Today, November 17, 2014, is the 10th anniversary of this blog.
It's appropriate that I am in El Salvador as I begin writing this post. I realize that a great many of the topics which have filled the pages of this blog have been present in the past 10 days I spent in the country.
I participated in events commemorating the 25th anniversary of the massacre of the 6 Jesuits, their housekeeper and her daughter. It's one of many anniversaries of massacres I have blogged about, and all of those persons who gave the orders for those massacres have never faced any form of judgment. Impunity is a word I have used often in this blog.
Another ongoing blog theme is migration. I casually talked yesterday in English with men who had been deported from the US after living there for many years. I heard the stories of the center where El Salvador processes children deported from Mexico. I passed by many "remittance houses" built with money coming from the US and elsewhere.
The relationship between El Salvador and the US where 2 million Salvadorans live influences many topics.
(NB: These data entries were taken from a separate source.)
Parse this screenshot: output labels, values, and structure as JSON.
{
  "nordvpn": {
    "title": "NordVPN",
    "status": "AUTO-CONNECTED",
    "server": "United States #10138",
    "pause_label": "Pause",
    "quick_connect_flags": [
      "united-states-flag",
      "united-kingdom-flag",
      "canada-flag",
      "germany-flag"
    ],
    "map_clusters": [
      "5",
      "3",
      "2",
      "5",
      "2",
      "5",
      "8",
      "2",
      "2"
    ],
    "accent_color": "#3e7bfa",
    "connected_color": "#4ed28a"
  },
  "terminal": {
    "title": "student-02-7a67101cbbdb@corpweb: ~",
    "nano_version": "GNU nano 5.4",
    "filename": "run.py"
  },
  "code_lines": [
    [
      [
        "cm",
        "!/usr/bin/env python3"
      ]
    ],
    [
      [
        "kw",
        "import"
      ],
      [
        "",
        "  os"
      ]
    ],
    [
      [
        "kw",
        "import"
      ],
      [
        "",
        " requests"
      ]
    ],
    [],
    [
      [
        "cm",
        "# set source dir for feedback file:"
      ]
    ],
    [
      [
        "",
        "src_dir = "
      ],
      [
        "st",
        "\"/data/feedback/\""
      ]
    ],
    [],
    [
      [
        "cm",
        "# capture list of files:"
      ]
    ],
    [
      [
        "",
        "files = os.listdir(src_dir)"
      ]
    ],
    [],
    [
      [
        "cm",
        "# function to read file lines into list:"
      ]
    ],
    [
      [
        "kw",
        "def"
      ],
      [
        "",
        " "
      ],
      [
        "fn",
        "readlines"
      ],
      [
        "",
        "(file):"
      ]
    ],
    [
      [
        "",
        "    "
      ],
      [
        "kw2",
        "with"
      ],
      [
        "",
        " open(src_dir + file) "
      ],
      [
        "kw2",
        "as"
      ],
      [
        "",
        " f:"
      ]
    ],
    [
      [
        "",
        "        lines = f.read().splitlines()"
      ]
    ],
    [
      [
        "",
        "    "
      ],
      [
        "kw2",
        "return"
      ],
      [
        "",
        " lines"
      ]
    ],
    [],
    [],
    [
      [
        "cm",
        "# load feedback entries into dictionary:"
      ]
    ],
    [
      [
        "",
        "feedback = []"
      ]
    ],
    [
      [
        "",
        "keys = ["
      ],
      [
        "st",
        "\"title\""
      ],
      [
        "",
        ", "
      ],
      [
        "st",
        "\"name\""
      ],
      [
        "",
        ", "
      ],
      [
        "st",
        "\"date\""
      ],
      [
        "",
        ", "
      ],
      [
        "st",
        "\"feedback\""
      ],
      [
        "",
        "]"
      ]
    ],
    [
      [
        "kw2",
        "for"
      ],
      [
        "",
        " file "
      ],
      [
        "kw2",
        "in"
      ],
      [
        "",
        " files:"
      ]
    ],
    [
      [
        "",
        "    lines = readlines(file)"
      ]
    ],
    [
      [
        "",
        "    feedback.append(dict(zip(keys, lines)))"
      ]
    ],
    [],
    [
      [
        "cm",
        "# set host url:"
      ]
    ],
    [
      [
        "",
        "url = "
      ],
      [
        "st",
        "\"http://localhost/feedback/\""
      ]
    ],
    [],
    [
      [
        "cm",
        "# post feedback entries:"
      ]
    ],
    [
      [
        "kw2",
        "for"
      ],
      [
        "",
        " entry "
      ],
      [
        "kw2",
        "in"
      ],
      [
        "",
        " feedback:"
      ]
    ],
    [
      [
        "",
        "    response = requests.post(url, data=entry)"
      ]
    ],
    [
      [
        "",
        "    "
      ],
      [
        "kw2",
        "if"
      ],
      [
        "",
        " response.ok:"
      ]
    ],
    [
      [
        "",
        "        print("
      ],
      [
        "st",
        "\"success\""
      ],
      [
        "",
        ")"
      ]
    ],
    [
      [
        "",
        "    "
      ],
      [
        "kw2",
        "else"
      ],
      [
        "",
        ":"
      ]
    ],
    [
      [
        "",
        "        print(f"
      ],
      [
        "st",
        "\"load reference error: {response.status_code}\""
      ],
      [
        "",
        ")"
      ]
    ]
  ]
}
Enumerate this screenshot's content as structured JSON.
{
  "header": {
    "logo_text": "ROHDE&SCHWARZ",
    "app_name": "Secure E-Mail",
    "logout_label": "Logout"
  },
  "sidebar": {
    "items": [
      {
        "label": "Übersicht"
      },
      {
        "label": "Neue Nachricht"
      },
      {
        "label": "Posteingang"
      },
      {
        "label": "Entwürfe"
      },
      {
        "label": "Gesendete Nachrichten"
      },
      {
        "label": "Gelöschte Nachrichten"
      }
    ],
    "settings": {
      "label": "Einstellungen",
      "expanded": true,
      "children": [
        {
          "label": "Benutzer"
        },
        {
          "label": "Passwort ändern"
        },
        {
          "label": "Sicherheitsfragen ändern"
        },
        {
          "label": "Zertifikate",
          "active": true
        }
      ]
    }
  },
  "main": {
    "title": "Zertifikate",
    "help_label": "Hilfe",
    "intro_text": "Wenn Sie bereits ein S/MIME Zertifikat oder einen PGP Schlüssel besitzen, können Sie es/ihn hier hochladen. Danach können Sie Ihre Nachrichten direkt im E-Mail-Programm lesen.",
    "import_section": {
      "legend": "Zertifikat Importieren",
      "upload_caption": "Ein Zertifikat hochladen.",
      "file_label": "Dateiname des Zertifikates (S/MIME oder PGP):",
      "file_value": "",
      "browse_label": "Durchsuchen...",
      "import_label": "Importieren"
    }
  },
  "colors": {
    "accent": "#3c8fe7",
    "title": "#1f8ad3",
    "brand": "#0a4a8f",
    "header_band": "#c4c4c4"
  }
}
I traveled this week on the northern longitudinal highway built with United States funds from the first Millennium Challenge Compact grant and traveled on the southern coastal highway which is soon to be improved with millions of dollars from the second Millennium grant.
I spent time with a community which had recently evacuated following the December 29, 2013 explosion of the Chaparrastique volcano, one of many natural disasters I have covered on the blog, and I visited a coffee finca where I learned their hopes for improved future harvests after the impact of the coffee rot called "la roya."
Wherever I traveled, the gang tags, the armed private security, the patrolling military, and the heavily armed police were a constant reminder of the scourge of killing and violence sponsored by El Salvador's warring gangs and others. I wish it were not the topic I have written about more than any other.
I spoke with a participant in discussions with the Minister of Public Security about whether there could be a process of dialogue with the gangs after the collapse of the 2012 gang truce. (He reportedly said there could not be bilateral discussions between the gangs and the government, but did not rule out a process facilitated by churches in which all segments of society participate).
Campaign signs with the faces of candidates for the National Assembly are a constant reminder of the next set of elections in 2015 which I am writing about on the blog. The high point of readership on the blog over the past ten years was the 2009 election of El Salvador's first president from the left, Mauricio Funes.
And high in the northern mountains of Chalatenango where I could look towards the south and Lake Suchitlan and the volcanoes of San Vicente, Gauzapa and San Salvador, I continued to marvel at the natural beauty of this tiny country and how many tourists could be attracted here if they were not so afraid to come.
After 10 years and 2181 posts, my purpose in writing the blog continues to be the same as when I started. I try to be a source of quality information about El Salvador for an English-speaking audience. I hope I have been that source for some of you.
Finally, I'd like to thank all of the many people who have contributed to my understanding of El Salvador over the years. Thanks to Carlos, Gene, Ernesto, Danielle, Omar, Mike, Boz, David, Teddy, Larry, John, Bethany and all the many others who have e-mailed or commented over the years.